Biafra. Rwanda. Darfur.
A wide-eyed older man ran into my morning spelling class at <?xml:namespace prefix = st1 ns = “urn:schemas-microsoft-com:office:smarttags” />Hillcrest School in Jos, Nigeria, one day in 1966. Sweating profusely, he asked for protection. Our teacher took him to the principal’s office. He was clubbed to death the next morning between the boy’s dorm and the softball field. <?xml:namespace prefix = o ns = “urn:schemas-microsoft-com:office:office” />
He was one of a host of Ibos massacred in our town and across the northern region of Nigeria, which was predominantly Hausa and Muslim.
Earlier that week, my father found a young boy, from who he purchased newspapers, dead on the steps of the post office. Seeing other bodies on the road, he called the Baptist children’s hostel, advising dorm parents to make the missionary children bend over in the van on the way to school in order not to see the mutilated bodies.
A few days later, I accompanied my mother to the police station to distribute food to the surviving Ibos. I overheard two men talking. One spoke of revenge. The other quoted the Bible, “‘Vengeance is mine; I shalt repay,’ saith the Lord.”
European and American governments sat on the sidelines and watched as many as 1 million people were killed before and during the Biafran War.

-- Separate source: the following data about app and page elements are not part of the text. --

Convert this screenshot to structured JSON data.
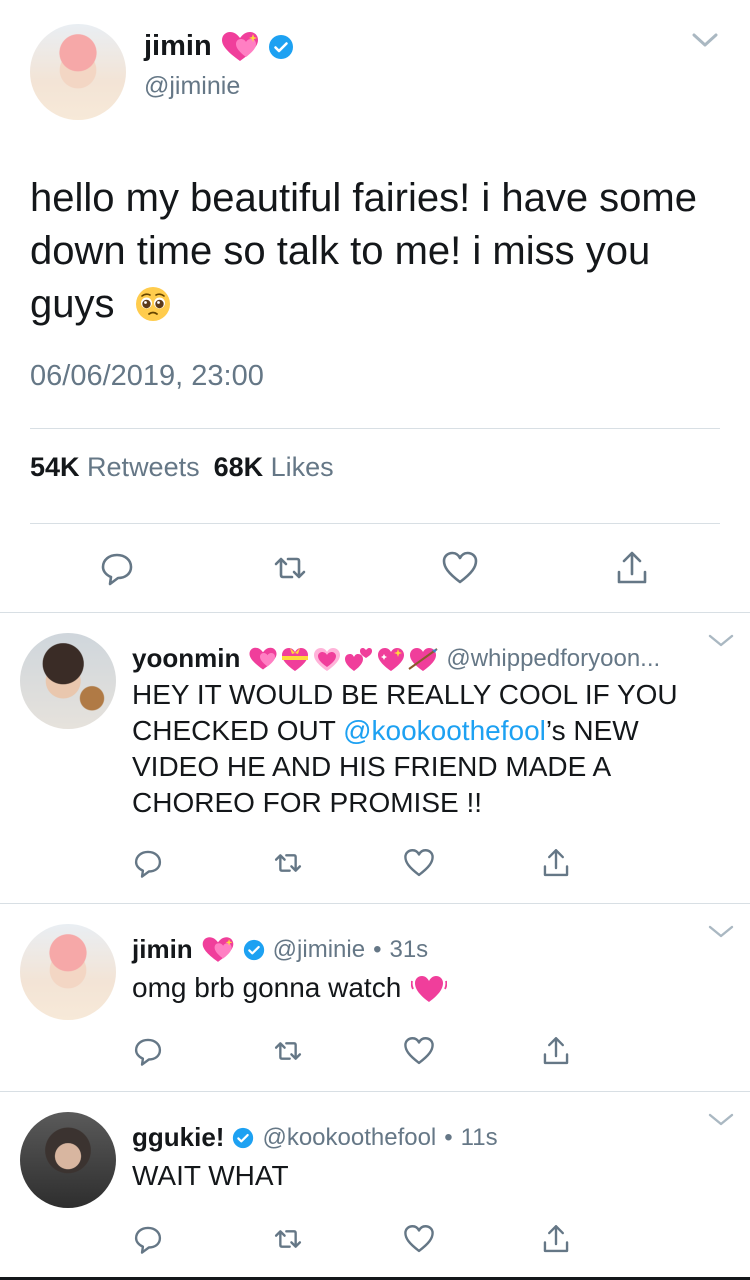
{
  "main_tweet": {
    "name": "jimin",
    "handle": "@jiminie",
    "text": "hello my beautiful fairies! i have some down time so talk to me! i miss you guys",
    "timestamp": "06/06/2019, 23:00",
    "retweets_count": "54K",
    "retweets_label": "Retweets",
    "likes_count": "68K",
    "likes_label": "Likes",
    "name_emoji": "sparkling-heart-icon",
    "text_emoji": "pleading-face-icon",
    "verified": true
  },
  "replies": [
    {
      "name": "yoonmin",
      "handle": "@whippedforyoon...",
      "text_before": "HEY IT WOULD BE REALLY COOL IF YOU CHECKED OUT ",
      "mention": "@kookoothefool",
      "text_after": "’s NEW VIDEO HE AND HIS FRIEND MADE A CHOREO FOR PROMISE !!",
      "verified": false
    },
    {
      "name": "jimin",
      "handle": "@jiminie",
      "dot": "•",
      "time": "31s",
      "text": "omg brb gonna watch",
      "verified": true
    },
    {
      "name": "ggukie!",
      "handle": "@kookoothefool",
      "dot": "•",
      "time": "11s",
      "text": "WAIT WHAT",
      "verified": true
    }
  ],
  "icons": {
    "reply": "reply-icon",
    "retweet": "retweet-icon",
    "like": "heart-icon",
    "share": "share-icon",
    "more": "chevron-down-icon"
  },
  "colors": {
    "text": "#14171a",
    "secondary": "#657786",
    "link": "#1da1f2",
    "divider": "#d8dfe4",
    "verified": "#1da1f2",
    "heart_emoji": "#e8308a"
  }
}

The movie “Hotel Rwanda” retells a similar story, only three decades later. In the East African nation of Rwanda, Hutus slaughtered some 800,000 Tutsis, a horror in which European and American governments looked the other way.
Genocide is being played out yet again. This time it takes place in Darfur, Sudan’s western region, where approximately 180,000 have died and 2 million people have been displaced. Some estimates of deaths and displacement run much higher.
The Janjaweed, the armed Arab militia with the support of the Sudanese government, are bombing, mutilating, raping and killing black Sudanese.
“The United States is appalled by the violence in Darfur,” said President Bush in September 2004. “We have concluded that genocide has taken place in Darfur. We urge the international community to work with us to prevent and suppress acts of genocide. We call on the United Nations to undertake a full investigation of the genocide and other crimes in Darfur.”
Almost 10 months after his forceful statement about genocide in Darfur, Bush has still not taken decisive action to end the genocide.
For months, the president, who reportedly criticized President Clinton for his inaction in Rwanda, avoided public comments about Darfur.
He finally broke his silence in early June, under growing public pressure, saying, “This is a serious situation.”
Bush said, “As you know, former secretary of state Colin Powell, with my concurrence declared the situation genocide.”
Now is a fullness of time moment for Baptists and other Christians to prove that we are not all hat and no cowboy. We need to let our elected officials know that moral rhetoric must be matched with the necessary action to end the genocide.
Contact President Bush. Contact your senators. Contact your representative. Urge them to act to end the genocide.
The director of “Hotel Rwanda,” Terry George, asked, “Is it that we consider human life in Africa of less value than elsewhere?”
From my observation, the answer to George’s question is a lamentable “yes.”
Isn’t it time to act for Africa?
Robert Parham is executive director of the BaptistCenter for Ethics.
For more information about the crisis in Darfur, visit these Web sites: http://Darfurgenocide.org and www.savedarfur.org.